Web page and app entries:
------
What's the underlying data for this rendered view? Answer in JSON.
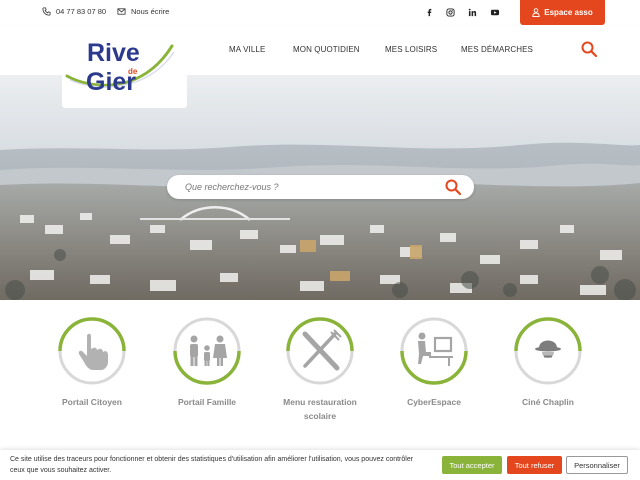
{
  "topbar": {
    "phone": "04 77 83 07 80",
    "write": "Nous écrire",
    "social": [
      "facebook-icon",
      "instagram-icon",
      "linkedin-icon",
      "youtube-icon"
    ],
    "espace_asso": "Espace asso"
  },
  "logo": {
    "line1": "Rive",
    "de": "de",
    "line2": "Gier"
  },
  "nav": {
    "items": [
      "MA VILLE",
      "MON QUOTIDIEN",
      "MES LOISIRS",
      "MES DÉMARCHES"
    ]
  },
  "search": {
    "placeholder": "Que recherchez-vous ?"
  },
  "quick_links": [
    {
      "label_line1": "Portail Citoyen",
      "label_line2": "",
      "icon": "hand-pointer-icon"
    },
    {
      "label_line1": "Portail Famille",
      "label_line2": "",
      "icon": "family-icon"
    },
    {
      "label_line1": "Menu restauration",
      "label_line2": "scolaire",
      "icon": "cutlery-icon"
    },
    {
      "label_line1": "CyberEspace",
      "label_line2": "",
      "icon": "computer-user-icon"
    },
    {
      "label_line1": "Ciné Chaplin",
      "label_line2": "",
      "icon": "bowler-hat-icon"
    }
  ],
  "cookie": {
    "text": "Ce site utilise des traceurs pour fonctionner et obtenir des statistiques d'utilisation afin améliorer l'utilisation, vous pouvez contrôler ceux que vous souhaitez activer.",
    "accept": "Tout accepter",
    "refuse": "Tout refuser",
    "customize": "Personnaliser"
  },
  "colors": {
    "accent_orange": "#e4471d",
    "accent_green": "#8ab33a",
    "logo_blue": "#2b3a8c"
  }
}
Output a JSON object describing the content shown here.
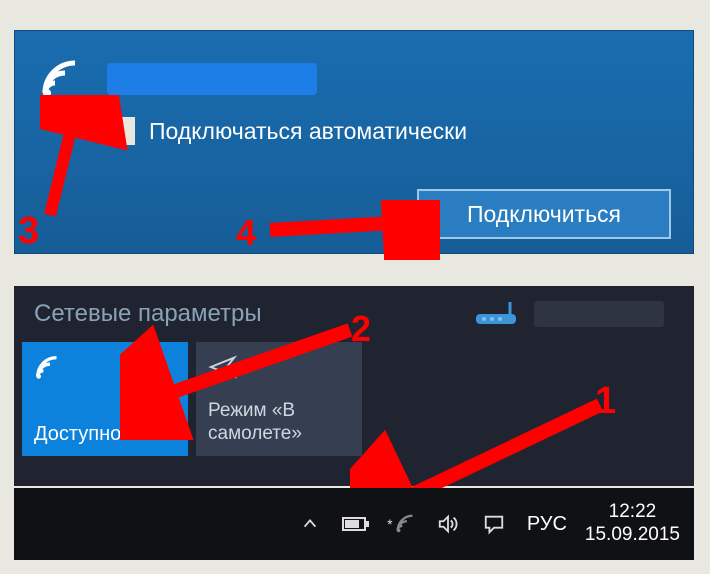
{
  "network_popup": {
    "auto_connect_label": "Подключаться автоматически",
    "connect_button": "Подключиться"
  },
  "settings": {
    "title": "Сетевые параметры",
    "wifi_tile_label": "Доступно",
    "airplane_tile_label": "Режим «В самолете»"
  },
  "taskbar": {
    "lang": "РУС",
    "time": "12:22",
    "date": "15.09.2015"
  },
  "annotations": {
    "step1": "1",
    "step2": "2",
    "step3": "3",
    "step4": "4"
  }
}
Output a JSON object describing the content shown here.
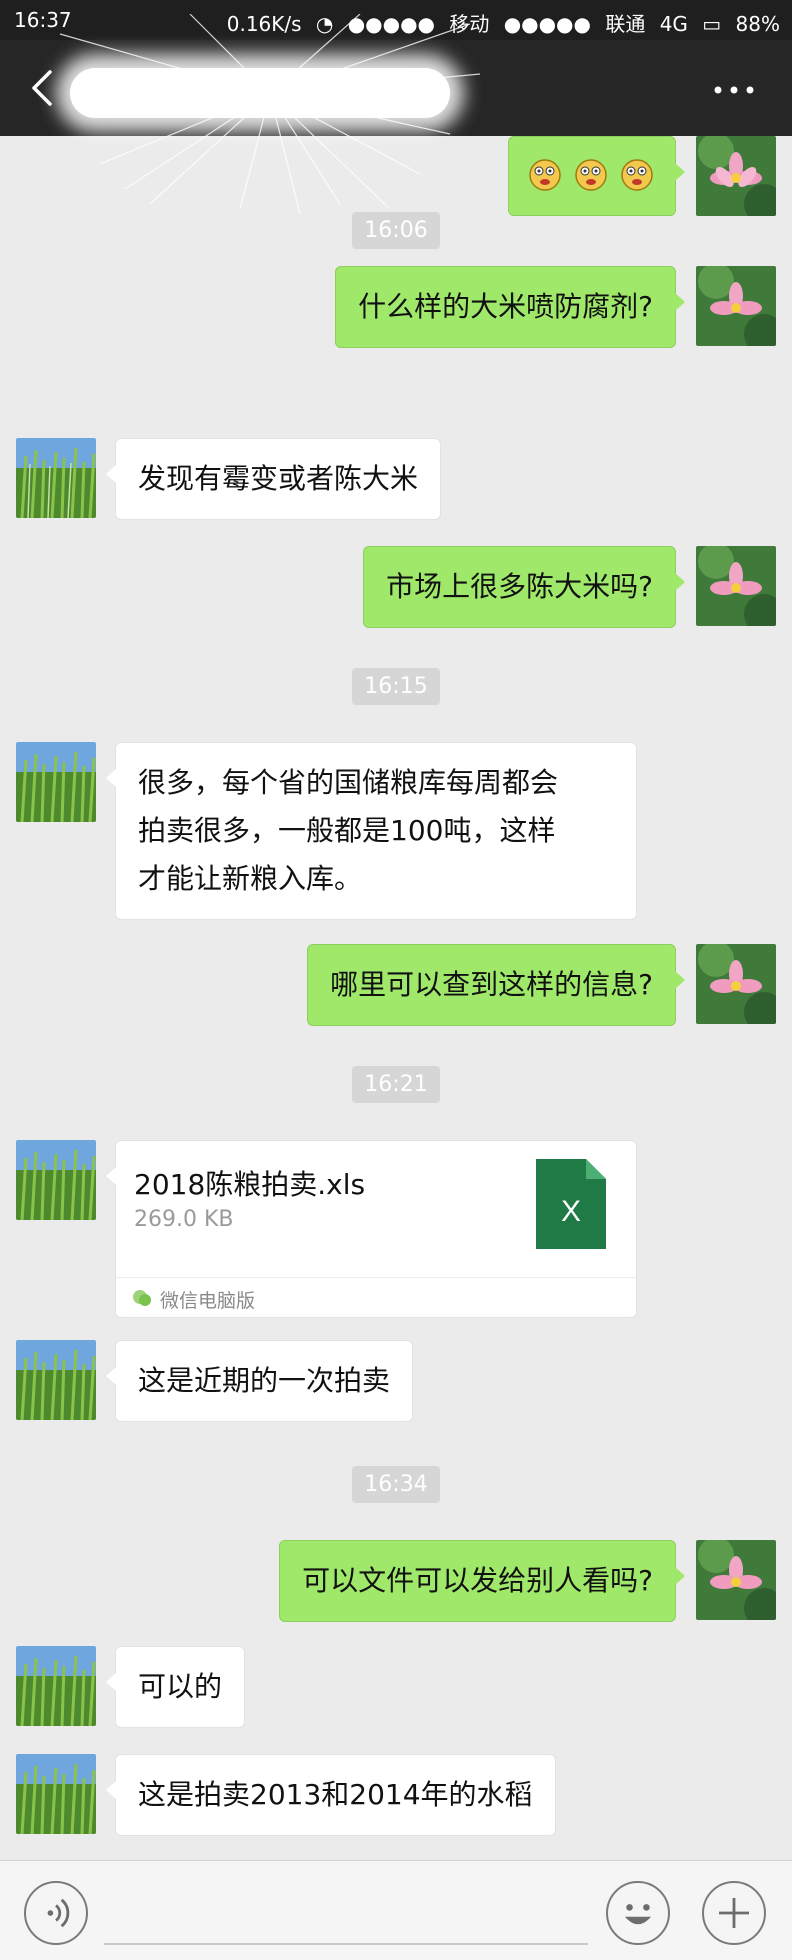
{
  "status_bar": {
    "time": "16:37",
    "network_speed": "0.16K/s",
    "carrier1": "移动",
    "carrier2": "联通",
    "network_type": "4G",
    "battery": "88%"
  },
  "header": {
    "back_icon": "chevron-left-icon",
    "more_icon": "more-dots-icon"
  },
  "colors": {
    "sent_bubble": "#9fe86a",
    "received_bubble": "#ffffff",
    "chat_background": "#ebebeb",
    "header_background": "#262626",
    "excel_green": "#1f7a45"
  },
  "timestamps": [
    "16:06",
    "16:15",
    "16:21",
    "16:34"
  ],
  "messages": [
    {
      "from": "me",
      "text": "什么样的大米喷防腐剂?"
    },
    {
      "from": "them",
      "text": "发现有霉变或者陈大米"
    },
    {
      "from": "me",
      "text": "市场上很多陈大米吗?"
    },
    {
      "from": "them",
      "lines": [
        "很多，每个省的国储粮库每周都会",
        "拍卖很多，一般都是100吨，这样",
        "才能让新粮入库。"
      ]
    },
    {
      "from": "me",
      "text": "哪里可以查到这样的信息?"
    },
    {
      "from": "them",
      "text": "这是近期的一次拍卖"
    },
    {
      "from": "me",
      "text": "可以文件可以发给别人看吗?"
    },
    {
      "from": "them",
      "text": "可以的"
    },
    {
      "from": "them",
      "text": "这是拍卖2013和2014年的水稻"
    }
  ],
  "file": {
    "name": "2018陈粮拍卖.xls",
    "size": "269.0 KB",
    "icon_letter": "X",
    "source": "微信电脑版"
  },
  "input_bar": {
    "voice_icon": "voice-icon",
    "emoji_icon": "emoji-icon",
    "plus_icon": "plus-icon"
  }
}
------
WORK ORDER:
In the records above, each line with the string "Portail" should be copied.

THE ANSWER:
      "label_line1": "Portail Citoyen",
      "label_line1": "Portail Famille",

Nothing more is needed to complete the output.